» **Information given**
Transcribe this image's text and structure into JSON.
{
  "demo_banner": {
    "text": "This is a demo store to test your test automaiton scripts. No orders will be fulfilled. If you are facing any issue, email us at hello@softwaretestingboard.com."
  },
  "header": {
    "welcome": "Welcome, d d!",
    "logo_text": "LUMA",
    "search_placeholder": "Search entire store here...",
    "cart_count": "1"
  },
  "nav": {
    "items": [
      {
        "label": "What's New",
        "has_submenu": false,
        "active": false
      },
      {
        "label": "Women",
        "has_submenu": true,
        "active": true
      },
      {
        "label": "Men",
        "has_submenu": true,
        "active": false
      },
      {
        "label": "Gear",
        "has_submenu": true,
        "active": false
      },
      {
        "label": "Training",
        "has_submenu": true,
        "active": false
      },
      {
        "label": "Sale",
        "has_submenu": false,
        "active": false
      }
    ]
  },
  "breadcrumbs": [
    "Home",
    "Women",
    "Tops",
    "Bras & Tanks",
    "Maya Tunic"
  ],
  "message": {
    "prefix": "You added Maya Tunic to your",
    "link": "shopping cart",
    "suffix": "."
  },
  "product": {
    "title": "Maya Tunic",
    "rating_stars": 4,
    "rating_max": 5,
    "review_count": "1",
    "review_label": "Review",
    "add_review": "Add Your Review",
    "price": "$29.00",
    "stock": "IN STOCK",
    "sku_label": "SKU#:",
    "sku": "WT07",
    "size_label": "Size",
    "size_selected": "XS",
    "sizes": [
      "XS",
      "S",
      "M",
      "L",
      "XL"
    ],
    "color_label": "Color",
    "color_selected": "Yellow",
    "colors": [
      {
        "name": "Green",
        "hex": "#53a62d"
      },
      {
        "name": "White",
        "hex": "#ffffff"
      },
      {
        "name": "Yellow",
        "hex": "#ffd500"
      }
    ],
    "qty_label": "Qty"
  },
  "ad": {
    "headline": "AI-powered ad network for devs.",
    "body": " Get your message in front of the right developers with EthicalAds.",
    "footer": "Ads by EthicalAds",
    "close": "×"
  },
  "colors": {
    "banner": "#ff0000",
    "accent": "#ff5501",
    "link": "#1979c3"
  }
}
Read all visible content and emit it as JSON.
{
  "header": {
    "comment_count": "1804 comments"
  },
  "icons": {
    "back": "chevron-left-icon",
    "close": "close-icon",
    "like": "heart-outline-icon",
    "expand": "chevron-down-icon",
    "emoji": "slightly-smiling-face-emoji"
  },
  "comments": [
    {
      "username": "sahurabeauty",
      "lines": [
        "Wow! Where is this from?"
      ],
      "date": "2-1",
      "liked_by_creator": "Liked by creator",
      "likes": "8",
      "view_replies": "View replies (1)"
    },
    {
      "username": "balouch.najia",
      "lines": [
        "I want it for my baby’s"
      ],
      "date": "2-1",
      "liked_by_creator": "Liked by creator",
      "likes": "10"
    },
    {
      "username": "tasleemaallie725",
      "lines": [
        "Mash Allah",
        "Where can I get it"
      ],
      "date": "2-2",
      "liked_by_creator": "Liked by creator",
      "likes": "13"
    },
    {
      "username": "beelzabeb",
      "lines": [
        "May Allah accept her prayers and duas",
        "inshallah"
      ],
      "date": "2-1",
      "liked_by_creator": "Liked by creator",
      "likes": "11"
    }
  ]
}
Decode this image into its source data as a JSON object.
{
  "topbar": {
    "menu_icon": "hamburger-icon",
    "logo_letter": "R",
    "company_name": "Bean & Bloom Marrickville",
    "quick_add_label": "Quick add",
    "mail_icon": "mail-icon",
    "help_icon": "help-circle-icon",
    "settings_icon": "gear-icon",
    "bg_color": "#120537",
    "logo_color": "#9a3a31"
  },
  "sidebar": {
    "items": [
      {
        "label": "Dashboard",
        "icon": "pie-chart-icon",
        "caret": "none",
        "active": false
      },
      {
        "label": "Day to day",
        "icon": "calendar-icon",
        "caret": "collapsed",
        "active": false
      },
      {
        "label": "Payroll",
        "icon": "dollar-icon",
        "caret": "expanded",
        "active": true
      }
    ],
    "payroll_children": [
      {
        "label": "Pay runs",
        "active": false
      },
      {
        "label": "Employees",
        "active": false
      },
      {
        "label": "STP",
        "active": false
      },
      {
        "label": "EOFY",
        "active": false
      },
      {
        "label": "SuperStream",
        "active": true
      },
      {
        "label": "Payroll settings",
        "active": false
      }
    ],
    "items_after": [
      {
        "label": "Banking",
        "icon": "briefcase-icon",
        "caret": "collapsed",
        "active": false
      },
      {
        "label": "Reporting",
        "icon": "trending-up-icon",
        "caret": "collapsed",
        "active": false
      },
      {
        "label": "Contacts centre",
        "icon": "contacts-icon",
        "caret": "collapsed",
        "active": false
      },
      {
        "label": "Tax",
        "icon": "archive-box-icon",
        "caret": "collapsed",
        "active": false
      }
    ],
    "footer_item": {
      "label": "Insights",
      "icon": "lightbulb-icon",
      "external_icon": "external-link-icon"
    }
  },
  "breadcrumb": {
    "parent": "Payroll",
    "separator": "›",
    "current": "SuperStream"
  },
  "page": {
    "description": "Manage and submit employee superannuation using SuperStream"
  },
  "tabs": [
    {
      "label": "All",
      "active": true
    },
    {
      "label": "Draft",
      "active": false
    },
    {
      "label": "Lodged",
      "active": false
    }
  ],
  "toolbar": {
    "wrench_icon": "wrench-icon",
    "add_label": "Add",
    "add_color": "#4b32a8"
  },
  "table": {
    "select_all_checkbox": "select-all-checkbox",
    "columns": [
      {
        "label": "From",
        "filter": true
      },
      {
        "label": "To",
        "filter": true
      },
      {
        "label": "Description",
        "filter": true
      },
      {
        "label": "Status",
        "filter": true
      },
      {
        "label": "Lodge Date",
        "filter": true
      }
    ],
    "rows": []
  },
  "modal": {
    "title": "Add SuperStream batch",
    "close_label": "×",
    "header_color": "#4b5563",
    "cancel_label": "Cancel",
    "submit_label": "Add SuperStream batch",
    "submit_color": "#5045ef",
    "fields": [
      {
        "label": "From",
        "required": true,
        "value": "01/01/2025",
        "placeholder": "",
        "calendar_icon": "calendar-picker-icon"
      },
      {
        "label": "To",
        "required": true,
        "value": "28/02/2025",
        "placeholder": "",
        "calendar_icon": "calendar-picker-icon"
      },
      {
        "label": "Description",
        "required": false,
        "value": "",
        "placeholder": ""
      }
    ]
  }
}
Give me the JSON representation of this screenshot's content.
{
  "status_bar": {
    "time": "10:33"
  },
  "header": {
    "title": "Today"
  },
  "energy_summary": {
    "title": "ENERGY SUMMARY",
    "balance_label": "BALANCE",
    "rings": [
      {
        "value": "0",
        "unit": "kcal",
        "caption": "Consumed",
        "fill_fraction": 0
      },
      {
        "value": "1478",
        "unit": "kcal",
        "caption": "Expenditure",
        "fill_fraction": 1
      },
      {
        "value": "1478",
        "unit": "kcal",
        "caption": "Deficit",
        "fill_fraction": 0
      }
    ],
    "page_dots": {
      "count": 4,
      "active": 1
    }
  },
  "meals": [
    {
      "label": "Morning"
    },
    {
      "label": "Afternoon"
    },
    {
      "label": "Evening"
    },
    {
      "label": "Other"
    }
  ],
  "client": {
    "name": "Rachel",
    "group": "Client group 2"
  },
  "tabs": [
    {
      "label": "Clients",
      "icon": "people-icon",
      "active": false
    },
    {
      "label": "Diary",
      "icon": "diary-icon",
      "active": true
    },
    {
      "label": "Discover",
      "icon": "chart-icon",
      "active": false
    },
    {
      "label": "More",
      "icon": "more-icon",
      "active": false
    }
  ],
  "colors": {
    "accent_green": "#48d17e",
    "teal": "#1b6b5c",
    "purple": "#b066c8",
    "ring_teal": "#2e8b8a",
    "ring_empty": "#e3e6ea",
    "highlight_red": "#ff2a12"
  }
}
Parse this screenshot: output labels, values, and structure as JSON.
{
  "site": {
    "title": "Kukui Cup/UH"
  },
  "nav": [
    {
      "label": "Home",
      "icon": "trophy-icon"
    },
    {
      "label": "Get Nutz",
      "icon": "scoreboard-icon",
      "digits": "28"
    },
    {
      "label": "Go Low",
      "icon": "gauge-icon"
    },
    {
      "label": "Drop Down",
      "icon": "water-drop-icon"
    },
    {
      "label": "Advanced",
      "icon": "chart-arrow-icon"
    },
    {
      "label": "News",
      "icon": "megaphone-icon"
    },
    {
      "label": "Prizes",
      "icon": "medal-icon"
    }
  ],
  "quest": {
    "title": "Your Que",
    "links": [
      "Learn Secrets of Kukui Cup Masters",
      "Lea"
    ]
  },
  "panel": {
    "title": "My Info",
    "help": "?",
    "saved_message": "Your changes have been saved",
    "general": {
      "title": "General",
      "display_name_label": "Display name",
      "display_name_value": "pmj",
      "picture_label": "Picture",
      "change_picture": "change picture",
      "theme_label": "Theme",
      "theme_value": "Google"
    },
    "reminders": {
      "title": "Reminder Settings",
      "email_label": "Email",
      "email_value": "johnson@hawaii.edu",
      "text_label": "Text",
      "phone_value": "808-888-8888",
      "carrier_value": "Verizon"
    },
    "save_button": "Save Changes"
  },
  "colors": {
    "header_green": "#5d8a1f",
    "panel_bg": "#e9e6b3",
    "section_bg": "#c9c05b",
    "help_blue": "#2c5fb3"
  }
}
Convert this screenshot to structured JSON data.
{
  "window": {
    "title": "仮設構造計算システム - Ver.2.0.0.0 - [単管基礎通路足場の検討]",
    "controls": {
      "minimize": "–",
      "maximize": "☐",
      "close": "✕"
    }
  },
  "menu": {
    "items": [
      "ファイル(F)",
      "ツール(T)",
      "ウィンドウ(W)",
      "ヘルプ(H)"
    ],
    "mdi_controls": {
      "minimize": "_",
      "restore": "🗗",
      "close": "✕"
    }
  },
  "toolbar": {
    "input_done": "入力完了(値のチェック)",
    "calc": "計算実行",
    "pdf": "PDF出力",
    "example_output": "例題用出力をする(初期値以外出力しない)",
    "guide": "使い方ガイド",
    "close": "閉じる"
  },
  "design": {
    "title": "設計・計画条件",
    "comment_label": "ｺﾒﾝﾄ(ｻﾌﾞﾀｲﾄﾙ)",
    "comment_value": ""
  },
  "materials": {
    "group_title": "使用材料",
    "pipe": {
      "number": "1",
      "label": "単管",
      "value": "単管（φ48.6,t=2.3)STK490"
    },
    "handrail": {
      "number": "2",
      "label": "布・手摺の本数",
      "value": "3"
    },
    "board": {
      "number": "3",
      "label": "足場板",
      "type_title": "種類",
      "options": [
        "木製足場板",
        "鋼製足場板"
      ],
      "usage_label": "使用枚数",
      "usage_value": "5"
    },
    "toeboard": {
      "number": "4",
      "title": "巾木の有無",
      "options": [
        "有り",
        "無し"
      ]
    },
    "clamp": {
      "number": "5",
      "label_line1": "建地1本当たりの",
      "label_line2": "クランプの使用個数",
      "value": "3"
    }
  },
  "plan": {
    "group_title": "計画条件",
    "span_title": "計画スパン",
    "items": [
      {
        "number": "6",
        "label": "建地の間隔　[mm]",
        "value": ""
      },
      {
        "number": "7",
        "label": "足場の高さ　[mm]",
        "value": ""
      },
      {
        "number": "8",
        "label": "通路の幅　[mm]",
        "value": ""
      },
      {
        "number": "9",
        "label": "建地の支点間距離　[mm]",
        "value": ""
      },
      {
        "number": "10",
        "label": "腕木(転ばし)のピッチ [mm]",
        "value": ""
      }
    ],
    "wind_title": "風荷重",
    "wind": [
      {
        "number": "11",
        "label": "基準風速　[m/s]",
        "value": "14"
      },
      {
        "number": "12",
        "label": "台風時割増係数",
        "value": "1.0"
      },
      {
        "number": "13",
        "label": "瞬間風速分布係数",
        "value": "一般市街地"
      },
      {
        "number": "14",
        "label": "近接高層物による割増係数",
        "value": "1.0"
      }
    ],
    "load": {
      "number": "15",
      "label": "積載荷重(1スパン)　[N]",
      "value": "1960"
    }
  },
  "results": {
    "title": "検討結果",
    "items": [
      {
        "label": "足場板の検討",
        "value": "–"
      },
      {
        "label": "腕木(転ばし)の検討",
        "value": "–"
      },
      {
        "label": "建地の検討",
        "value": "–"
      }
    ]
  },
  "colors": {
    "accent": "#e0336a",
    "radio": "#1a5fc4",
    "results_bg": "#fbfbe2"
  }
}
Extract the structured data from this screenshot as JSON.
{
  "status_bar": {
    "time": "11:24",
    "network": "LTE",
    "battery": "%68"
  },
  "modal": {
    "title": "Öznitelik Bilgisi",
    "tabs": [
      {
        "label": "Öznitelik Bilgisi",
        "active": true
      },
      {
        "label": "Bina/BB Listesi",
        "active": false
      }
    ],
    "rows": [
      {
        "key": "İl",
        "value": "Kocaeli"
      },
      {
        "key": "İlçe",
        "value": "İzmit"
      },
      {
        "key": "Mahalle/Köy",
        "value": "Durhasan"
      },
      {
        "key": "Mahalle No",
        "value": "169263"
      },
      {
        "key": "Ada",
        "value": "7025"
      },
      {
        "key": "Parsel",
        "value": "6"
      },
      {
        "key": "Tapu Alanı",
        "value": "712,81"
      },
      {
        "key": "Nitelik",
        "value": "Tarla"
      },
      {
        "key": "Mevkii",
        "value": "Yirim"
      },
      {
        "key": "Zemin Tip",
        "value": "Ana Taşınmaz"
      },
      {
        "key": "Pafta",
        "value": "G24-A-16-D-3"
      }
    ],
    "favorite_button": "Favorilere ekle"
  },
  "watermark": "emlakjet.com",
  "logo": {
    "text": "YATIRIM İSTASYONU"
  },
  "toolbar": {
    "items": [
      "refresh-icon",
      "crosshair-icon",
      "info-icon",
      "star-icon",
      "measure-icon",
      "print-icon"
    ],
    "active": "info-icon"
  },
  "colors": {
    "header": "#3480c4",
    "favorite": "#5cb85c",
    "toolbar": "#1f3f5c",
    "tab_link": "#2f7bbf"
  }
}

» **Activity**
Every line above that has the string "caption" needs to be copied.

» **The completed task**
        "caption": "Consumed",
        "caption": "Expenditure",
        "caption": "Deficit",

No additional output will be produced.